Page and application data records
*** Begin section ***

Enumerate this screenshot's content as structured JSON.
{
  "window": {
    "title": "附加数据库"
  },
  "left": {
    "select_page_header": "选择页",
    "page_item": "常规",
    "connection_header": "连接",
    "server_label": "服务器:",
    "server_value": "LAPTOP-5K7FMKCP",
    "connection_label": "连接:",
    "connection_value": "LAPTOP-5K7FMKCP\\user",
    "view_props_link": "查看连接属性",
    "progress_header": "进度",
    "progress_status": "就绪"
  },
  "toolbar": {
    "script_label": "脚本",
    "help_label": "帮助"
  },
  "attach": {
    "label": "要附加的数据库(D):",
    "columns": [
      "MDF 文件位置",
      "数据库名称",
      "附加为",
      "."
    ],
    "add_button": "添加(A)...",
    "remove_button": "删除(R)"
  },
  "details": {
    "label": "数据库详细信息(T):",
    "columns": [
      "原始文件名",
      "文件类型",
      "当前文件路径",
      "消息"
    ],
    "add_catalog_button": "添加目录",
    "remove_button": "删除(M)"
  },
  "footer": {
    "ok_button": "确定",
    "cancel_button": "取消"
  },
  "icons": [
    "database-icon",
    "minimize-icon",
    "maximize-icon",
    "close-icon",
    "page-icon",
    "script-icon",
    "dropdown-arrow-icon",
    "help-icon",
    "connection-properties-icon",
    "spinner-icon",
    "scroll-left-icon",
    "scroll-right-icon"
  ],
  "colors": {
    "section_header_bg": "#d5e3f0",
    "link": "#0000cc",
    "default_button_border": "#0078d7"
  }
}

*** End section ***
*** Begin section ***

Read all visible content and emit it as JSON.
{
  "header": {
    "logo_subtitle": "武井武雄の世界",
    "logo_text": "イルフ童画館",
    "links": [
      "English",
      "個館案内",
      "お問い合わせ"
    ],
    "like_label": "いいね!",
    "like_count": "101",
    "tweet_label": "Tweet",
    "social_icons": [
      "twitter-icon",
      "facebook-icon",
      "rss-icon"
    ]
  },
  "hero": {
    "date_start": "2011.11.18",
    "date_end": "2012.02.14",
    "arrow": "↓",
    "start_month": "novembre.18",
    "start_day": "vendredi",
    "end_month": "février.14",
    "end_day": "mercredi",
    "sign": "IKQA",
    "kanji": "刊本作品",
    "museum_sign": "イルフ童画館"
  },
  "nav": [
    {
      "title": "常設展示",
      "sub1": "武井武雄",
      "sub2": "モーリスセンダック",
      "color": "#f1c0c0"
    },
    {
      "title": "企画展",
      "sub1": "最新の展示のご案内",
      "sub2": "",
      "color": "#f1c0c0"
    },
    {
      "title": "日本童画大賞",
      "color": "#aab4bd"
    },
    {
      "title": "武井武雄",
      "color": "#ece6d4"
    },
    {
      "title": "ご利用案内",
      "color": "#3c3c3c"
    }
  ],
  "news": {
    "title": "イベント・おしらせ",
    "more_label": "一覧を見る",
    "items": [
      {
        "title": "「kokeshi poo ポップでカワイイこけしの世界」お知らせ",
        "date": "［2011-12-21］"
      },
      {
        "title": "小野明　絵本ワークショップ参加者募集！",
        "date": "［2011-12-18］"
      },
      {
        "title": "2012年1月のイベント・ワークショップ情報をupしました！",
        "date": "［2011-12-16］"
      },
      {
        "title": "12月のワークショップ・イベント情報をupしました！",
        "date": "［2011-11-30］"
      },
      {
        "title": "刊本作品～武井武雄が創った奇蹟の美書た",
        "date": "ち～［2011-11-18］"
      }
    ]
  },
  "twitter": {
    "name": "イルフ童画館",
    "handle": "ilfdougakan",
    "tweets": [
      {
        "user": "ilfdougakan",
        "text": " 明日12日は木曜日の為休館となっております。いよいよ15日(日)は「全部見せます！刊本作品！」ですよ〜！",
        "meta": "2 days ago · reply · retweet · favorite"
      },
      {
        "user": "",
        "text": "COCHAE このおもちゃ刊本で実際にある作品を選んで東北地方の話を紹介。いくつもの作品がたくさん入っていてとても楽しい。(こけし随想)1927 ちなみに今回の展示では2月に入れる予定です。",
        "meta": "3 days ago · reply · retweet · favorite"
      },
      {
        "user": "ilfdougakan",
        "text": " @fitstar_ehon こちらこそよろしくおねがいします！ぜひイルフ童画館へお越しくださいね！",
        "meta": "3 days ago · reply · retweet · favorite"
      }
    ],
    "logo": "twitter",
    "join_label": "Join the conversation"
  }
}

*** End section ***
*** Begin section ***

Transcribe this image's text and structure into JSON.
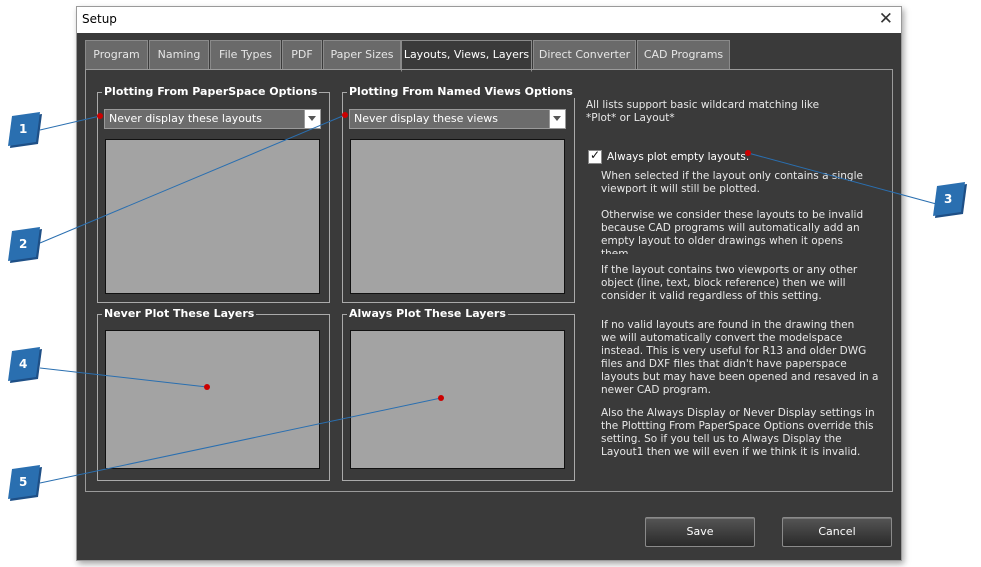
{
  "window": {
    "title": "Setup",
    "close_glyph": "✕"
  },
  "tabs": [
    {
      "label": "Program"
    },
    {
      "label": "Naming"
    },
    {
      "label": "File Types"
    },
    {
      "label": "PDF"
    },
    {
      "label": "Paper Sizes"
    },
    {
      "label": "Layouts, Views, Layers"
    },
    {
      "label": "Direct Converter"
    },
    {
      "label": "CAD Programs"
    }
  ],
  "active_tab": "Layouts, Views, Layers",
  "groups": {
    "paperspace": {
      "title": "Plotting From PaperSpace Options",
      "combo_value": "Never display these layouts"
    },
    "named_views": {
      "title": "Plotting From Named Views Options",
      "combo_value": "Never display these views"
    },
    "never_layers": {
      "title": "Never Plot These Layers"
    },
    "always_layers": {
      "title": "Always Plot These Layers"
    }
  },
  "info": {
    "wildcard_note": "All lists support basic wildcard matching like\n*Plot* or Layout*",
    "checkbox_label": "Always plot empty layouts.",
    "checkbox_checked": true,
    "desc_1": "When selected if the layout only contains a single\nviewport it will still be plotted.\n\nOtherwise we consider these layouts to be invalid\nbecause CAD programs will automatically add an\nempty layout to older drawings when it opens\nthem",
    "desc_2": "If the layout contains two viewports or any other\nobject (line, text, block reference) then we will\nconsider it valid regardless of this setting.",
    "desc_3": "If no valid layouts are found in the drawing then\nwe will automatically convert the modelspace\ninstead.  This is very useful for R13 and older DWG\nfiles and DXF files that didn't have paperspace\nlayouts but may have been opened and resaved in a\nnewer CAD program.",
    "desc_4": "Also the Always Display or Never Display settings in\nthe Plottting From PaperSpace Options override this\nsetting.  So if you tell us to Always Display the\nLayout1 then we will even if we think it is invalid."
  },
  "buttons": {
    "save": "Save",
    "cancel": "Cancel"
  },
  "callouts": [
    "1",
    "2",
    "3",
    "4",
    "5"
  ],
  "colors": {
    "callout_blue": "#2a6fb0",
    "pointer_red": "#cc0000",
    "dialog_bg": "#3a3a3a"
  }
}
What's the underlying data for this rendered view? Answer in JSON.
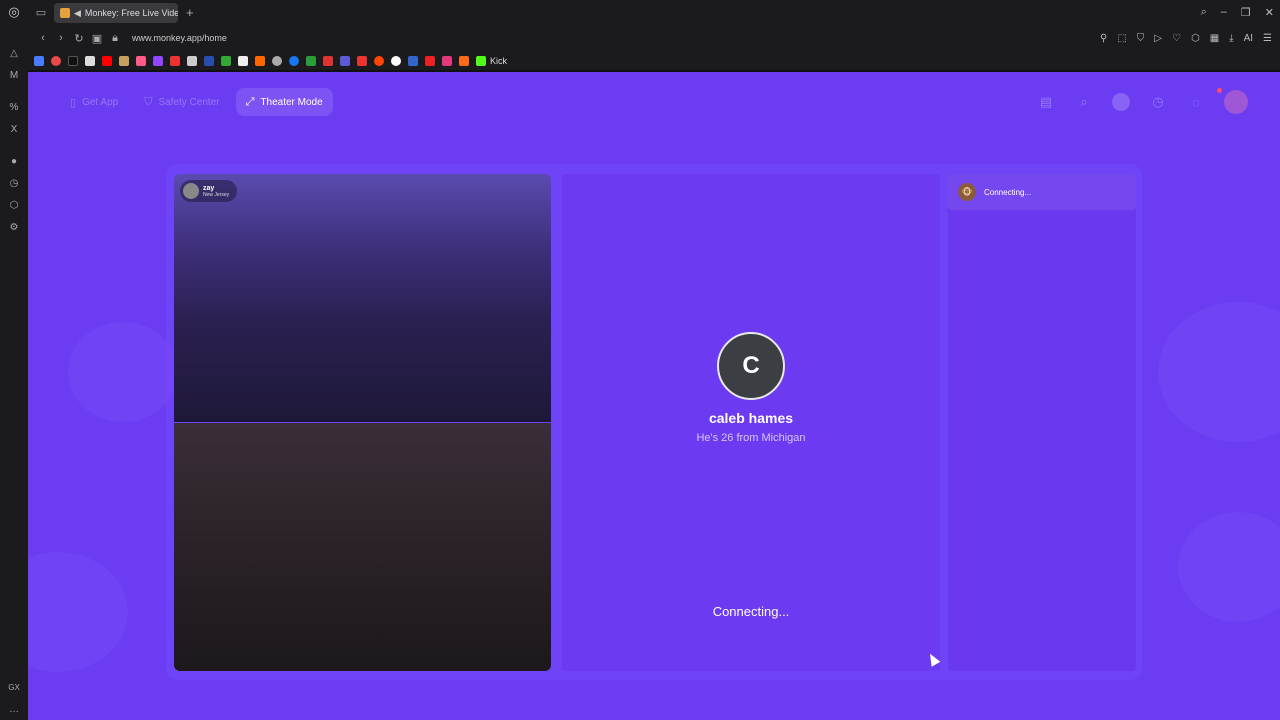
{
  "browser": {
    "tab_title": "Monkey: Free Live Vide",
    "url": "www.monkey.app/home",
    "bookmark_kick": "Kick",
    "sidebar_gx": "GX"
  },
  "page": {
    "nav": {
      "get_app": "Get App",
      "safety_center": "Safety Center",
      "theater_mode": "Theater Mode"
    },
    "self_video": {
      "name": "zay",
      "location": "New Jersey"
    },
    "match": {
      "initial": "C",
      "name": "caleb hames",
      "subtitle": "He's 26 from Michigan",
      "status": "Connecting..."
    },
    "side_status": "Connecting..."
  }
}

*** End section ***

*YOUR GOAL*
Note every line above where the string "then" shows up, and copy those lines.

*ANSWER TO THE EXERCISE*
    "desc_2": "If the layout contains two viewports or any other\nobject (line, text, block reference) then we will\nconsider it valid regardless of this setting.",
    "desc_3": "If no valid layouts are found in the drawing then\nwe will automatically convert the modelspace\ninstead.  This is very useful for R13 and older DWG\nfiles and DXF files that didn't have paperspace\nlayouts but may have been opened and resaved in a\nnewer CAD program.",
    "desc_4": "Also the Always Display or Never Display settings in\nthe Plottting From PaperSpace Options override this\nsetting.  So if you tell us to Always Display the\nLayout1 then we will even if we think it is invalid."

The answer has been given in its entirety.